EXERCISE GOAL:
Only the number is needed: how many lines of the records include "ขยาย"?

[Opening EXERCISE INPUT section]

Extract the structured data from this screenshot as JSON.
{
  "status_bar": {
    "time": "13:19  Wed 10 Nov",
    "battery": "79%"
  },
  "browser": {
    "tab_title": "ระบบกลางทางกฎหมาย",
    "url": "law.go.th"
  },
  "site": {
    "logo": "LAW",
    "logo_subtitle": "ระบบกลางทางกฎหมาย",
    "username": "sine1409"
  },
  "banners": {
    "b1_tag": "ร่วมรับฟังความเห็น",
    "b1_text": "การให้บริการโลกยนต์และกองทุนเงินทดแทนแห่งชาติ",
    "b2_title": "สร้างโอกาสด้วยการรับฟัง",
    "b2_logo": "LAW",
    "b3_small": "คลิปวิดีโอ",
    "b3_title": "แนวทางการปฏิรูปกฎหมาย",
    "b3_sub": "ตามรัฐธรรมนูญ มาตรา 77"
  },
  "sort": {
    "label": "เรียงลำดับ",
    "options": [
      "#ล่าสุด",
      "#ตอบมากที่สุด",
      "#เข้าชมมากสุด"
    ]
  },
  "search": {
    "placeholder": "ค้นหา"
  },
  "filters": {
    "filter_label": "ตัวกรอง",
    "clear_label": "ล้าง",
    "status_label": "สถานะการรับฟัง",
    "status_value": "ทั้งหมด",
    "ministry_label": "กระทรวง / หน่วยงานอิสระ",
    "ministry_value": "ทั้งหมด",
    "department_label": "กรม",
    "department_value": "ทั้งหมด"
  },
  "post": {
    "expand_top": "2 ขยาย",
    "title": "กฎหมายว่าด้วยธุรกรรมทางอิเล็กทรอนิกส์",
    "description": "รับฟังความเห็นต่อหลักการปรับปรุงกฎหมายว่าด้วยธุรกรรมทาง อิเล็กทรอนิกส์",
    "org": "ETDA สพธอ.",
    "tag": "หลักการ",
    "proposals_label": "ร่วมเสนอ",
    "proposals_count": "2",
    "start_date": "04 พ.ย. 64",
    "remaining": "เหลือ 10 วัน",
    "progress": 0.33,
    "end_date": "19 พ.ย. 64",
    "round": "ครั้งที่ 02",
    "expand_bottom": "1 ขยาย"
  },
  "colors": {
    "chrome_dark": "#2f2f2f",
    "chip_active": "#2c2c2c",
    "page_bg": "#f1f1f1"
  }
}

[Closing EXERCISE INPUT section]

RESPONSE TO THE TASK:
2